DATA PROVIDED
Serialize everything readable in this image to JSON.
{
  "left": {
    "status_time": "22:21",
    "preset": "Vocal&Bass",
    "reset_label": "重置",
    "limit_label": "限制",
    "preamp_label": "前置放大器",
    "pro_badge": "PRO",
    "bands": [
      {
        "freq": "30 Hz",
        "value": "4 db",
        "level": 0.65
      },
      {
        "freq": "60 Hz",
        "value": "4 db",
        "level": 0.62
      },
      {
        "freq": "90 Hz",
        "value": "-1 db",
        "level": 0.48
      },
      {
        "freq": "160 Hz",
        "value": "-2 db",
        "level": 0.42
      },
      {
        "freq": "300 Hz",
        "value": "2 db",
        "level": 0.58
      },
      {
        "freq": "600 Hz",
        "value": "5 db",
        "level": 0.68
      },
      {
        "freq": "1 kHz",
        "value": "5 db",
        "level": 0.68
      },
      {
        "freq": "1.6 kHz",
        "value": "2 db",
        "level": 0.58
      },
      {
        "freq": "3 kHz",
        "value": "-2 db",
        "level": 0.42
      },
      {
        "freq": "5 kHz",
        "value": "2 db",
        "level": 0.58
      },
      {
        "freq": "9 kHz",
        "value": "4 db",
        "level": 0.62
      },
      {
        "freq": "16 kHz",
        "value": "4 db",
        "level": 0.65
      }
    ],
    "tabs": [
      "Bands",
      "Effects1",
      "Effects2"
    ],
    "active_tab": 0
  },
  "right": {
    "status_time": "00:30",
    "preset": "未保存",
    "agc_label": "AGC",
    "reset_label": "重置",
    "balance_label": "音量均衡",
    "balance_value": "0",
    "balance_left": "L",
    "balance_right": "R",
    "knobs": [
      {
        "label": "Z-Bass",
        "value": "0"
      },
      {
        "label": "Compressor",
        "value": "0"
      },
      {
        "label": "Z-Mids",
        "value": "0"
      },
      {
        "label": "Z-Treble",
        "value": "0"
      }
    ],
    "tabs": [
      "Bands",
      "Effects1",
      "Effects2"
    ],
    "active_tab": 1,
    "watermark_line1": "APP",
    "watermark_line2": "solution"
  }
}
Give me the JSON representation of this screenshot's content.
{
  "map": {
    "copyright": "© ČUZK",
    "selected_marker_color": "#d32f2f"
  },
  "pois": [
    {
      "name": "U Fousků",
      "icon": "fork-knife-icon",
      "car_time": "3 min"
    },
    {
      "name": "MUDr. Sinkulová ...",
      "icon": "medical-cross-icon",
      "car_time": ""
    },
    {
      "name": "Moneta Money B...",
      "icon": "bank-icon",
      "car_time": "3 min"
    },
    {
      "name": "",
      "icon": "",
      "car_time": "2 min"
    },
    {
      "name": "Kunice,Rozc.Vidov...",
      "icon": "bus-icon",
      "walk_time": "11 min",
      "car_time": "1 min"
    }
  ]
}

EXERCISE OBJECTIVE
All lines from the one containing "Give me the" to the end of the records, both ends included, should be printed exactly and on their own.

TASK SOLUTION
Give me the JSON representation of this screenshot's content.
{
  "map": {
    "copyright": "© ČUZK",
    "selected_marker_color": "#d32f2f"
  },
  "pois": [
    {
      "name": "U Fousků",
      "icon": "fork-knife-icon",
      "car_time": "3 min"
    },
    {
      "name": "MUDr. Sinkulová ...",
      "icon": "medical-cross-icon",
      "car_time": ""
    },
    {
      "name": "Moneta Money B...",
      "icon": "bank-icon",
      "car_time": "3 min"
    },
    {
      "name": "",
      "icon": "",
      "car_time": "2 min"
    },
    {
      "name": "Kunice,Rozc.Vidov...",
      "icon": "bus-icon",
      "walk_time": "11 min",
      "car_time": "1 min"
    }
  ]
}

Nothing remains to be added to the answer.